**WORK ITEM**
Please filter the listing below and copy out the lines that hold "ramai".

**PROVIDED MATERIAL**
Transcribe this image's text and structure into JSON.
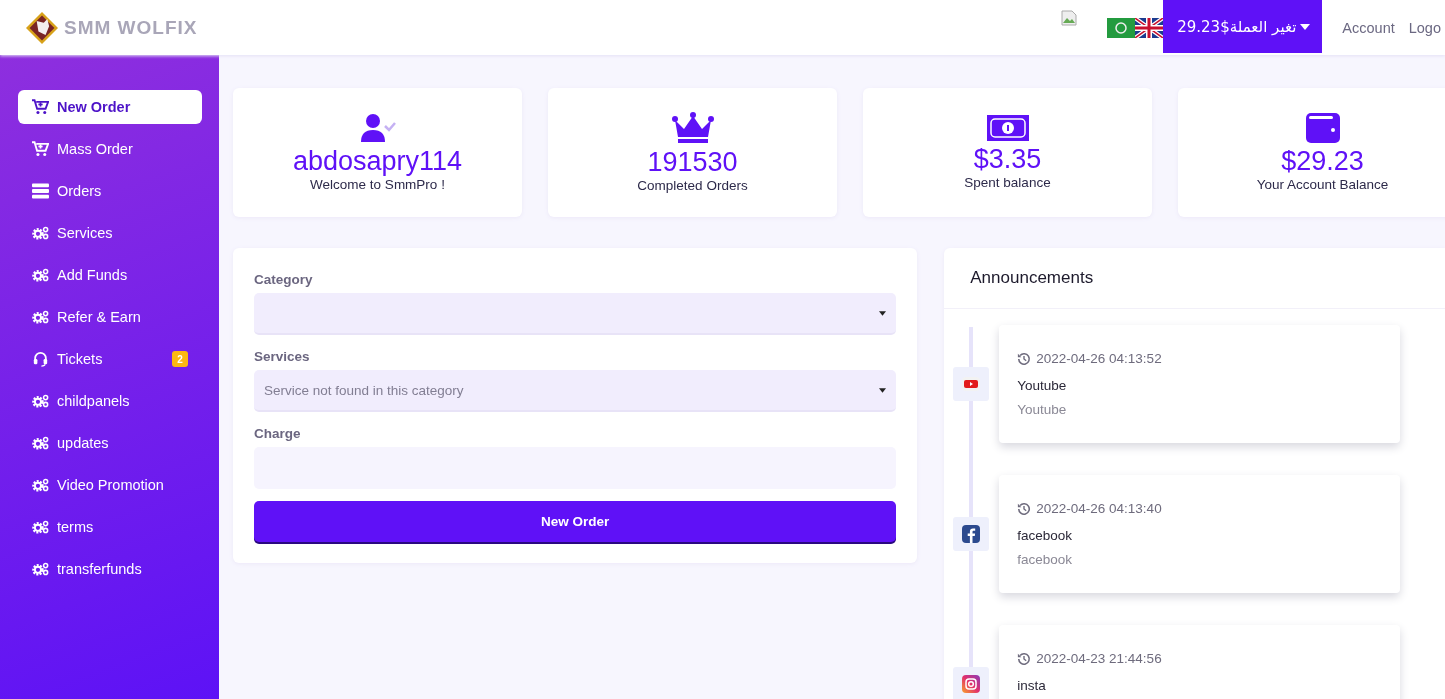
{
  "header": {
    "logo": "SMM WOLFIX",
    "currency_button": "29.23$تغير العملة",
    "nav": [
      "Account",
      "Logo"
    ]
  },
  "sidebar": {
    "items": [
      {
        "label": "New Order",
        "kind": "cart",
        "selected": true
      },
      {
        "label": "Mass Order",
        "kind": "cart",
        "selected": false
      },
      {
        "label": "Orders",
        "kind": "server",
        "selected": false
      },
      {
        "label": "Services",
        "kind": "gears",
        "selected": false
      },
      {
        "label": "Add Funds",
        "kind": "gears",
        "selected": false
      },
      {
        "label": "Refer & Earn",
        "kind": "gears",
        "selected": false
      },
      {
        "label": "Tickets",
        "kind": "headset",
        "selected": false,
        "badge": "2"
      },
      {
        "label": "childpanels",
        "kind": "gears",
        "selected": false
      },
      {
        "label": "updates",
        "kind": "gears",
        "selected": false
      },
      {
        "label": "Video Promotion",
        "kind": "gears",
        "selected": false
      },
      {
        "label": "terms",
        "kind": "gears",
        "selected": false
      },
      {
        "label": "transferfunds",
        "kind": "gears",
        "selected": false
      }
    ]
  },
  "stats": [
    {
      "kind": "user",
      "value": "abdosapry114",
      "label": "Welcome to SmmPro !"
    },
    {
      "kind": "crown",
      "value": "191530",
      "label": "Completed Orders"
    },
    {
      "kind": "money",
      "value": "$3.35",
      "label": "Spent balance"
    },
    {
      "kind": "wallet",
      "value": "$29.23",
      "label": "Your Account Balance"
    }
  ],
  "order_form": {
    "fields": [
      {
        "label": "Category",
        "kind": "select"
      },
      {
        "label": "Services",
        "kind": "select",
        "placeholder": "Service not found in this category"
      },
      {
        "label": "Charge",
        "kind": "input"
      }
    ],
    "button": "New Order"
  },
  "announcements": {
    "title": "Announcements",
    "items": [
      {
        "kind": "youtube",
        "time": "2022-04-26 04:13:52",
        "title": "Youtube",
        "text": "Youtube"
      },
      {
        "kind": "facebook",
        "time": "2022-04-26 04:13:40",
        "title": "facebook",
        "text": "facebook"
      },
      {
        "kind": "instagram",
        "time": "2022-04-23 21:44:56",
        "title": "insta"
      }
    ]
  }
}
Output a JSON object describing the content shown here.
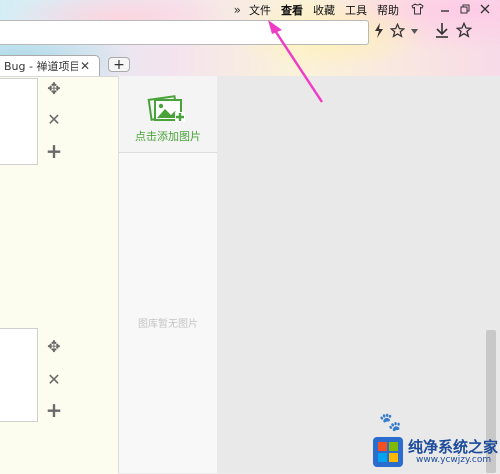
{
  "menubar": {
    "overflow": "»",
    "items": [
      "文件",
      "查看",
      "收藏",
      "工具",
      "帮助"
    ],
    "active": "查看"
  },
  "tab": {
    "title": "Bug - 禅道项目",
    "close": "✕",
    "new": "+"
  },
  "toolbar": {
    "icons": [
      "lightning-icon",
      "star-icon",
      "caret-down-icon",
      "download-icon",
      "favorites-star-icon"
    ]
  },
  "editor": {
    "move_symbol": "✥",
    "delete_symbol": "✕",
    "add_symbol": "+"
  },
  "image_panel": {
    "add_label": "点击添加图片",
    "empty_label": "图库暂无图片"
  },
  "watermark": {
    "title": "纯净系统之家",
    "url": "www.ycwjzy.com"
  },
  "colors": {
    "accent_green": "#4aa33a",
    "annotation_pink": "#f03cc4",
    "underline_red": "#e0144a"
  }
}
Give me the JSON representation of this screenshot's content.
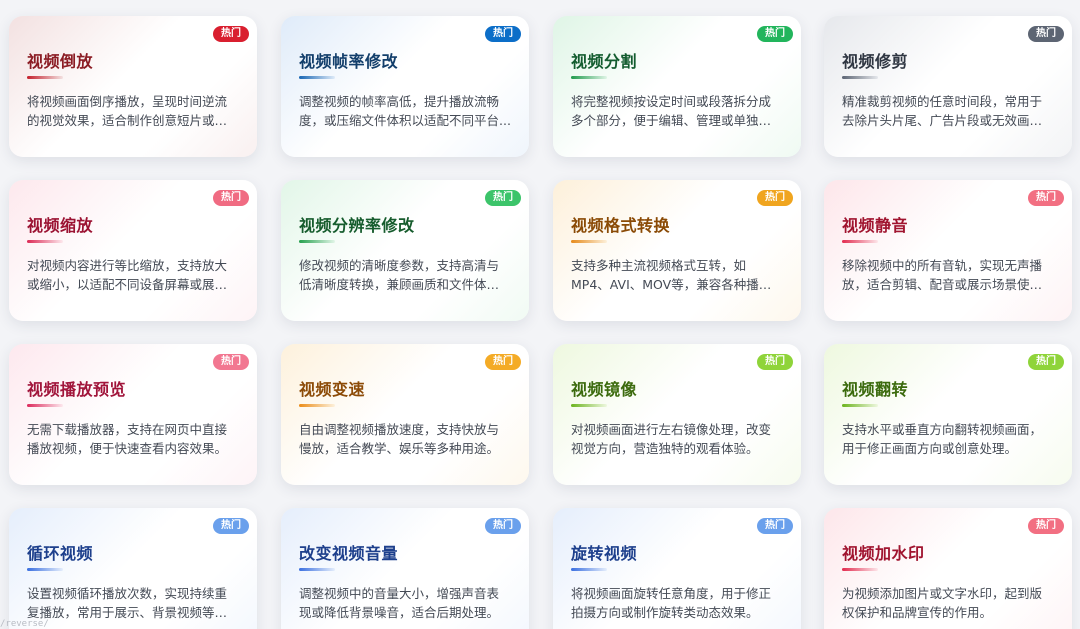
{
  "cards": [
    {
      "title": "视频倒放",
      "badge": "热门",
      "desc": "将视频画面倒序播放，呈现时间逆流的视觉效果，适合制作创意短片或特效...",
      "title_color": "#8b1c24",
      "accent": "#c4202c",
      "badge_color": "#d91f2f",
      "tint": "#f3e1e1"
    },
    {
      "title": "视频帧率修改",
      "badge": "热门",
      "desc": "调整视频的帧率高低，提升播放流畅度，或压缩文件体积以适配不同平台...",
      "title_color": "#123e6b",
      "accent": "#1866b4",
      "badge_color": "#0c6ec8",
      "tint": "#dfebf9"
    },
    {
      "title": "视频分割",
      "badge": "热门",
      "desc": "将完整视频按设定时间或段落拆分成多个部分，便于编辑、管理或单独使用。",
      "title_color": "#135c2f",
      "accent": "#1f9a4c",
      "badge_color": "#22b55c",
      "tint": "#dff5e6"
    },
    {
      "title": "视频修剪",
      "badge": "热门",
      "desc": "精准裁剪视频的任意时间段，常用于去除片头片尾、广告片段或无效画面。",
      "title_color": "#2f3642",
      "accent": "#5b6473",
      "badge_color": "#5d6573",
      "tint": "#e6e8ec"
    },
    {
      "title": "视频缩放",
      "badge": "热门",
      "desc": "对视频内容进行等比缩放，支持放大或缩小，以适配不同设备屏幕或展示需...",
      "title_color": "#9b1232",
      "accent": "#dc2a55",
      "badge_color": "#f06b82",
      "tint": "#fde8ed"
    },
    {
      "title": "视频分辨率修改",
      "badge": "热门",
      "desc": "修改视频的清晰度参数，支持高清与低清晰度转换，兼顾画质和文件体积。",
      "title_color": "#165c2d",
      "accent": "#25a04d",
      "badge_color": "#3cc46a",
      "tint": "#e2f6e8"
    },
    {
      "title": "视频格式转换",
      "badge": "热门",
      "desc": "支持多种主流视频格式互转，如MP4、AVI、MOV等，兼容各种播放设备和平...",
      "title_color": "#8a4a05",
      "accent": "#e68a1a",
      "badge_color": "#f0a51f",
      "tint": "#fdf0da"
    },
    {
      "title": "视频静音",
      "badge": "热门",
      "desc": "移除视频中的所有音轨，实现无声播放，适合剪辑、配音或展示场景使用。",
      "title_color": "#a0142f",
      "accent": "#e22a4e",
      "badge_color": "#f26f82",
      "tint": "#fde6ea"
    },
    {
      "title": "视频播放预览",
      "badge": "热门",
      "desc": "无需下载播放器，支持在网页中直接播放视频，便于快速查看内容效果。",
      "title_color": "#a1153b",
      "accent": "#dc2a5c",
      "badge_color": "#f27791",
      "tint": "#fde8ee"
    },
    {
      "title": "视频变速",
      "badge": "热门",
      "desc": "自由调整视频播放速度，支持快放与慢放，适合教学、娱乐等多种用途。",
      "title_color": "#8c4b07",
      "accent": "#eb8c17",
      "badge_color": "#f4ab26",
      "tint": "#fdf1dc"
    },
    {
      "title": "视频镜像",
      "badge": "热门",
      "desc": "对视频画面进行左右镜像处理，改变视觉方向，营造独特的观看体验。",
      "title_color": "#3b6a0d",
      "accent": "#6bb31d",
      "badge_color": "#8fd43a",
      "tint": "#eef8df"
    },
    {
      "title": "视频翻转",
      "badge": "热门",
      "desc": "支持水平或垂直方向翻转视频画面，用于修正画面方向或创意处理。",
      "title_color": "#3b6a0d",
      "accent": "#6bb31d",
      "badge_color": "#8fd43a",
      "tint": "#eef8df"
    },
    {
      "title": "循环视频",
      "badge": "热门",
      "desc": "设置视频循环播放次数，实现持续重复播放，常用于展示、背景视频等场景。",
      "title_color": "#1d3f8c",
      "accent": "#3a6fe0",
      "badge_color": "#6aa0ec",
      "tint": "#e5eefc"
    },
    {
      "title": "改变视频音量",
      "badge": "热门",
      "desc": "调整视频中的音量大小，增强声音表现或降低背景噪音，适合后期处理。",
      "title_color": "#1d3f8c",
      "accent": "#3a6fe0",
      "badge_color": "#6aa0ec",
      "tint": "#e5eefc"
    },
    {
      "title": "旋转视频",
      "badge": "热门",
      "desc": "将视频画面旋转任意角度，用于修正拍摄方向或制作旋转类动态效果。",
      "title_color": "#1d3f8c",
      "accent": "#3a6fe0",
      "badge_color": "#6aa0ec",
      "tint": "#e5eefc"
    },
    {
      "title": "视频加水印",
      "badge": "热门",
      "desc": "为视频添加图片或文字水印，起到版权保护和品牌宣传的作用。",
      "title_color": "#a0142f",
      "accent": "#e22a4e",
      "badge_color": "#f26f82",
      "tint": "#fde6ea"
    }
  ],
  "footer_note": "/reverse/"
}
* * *
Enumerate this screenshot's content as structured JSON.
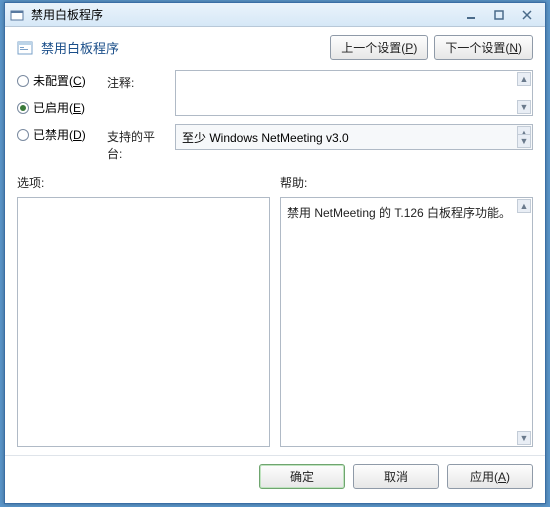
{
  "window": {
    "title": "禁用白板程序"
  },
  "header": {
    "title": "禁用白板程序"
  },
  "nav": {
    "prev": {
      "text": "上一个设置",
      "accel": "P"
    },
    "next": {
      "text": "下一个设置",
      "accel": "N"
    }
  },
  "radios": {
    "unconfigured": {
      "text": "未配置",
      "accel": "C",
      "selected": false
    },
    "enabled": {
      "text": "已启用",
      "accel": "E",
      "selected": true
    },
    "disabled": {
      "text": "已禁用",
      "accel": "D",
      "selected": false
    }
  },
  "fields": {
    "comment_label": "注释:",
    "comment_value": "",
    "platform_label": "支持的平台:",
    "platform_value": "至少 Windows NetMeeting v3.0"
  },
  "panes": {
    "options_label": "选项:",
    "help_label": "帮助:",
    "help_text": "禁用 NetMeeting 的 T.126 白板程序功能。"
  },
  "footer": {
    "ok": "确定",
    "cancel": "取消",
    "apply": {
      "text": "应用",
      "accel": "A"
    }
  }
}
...
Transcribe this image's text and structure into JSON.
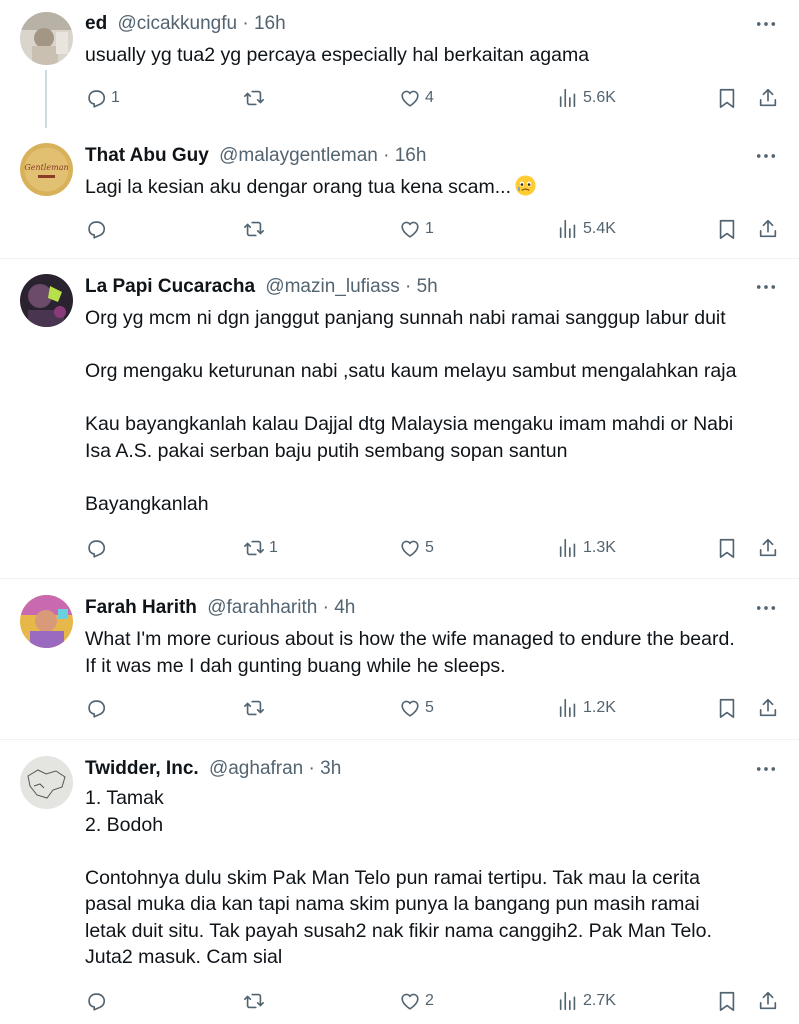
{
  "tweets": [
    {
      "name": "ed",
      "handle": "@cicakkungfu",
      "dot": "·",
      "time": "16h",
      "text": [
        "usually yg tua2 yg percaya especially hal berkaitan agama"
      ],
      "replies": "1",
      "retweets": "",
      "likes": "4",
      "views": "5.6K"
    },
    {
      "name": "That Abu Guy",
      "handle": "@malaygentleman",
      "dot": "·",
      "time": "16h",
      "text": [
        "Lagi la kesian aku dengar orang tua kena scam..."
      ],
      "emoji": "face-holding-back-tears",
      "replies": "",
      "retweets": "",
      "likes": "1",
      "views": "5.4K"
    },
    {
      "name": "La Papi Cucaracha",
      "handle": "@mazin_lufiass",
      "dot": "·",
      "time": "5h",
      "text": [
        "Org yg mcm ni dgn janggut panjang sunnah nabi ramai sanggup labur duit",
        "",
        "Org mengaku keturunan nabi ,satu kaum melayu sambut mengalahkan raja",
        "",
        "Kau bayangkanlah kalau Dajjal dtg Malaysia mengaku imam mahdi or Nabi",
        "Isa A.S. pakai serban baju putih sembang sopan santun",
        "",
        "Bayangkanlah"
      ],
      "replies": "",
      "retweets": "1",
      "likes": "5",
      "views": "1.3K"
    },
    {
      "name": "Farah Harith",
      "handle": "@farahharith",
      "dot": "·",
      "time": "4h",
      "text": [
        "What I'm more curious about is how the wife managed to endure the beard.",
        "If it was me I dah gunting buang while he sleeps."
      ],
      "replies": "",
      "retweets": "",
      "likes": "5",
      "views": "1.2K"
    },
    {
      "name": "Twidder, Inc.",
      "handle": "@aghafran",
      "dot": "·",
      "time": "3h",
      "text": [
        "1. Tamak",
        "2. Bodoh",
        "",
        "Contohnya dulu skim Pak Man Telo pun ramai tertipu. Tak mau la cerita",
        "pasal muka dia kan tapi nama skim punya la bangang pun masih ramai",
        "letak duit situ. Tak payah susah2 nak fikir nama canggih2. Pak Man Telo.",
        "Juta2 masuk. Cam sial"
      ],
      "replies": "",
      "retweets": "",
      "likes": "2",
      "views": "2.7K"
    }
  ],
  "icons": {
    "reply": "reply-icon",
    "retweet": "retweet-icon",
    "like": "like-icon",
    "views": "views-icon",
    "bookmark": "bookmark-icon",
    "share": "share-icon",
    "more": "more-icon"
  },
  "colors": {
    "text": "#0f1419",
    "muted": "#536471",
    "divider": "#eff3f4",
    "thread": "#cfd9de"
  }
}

**RESPONSE BELOW**
        "Org yg mcm ni dgn janggut panjang sunnah nabi ramai sanggup labur duit",
        "Contohnya dulu skim Pak Man Telo pun ramai tertipu. Tak mau la cerita",
        "pasal muka dia kan tapi nama skim punya la bangang pun masih ramai",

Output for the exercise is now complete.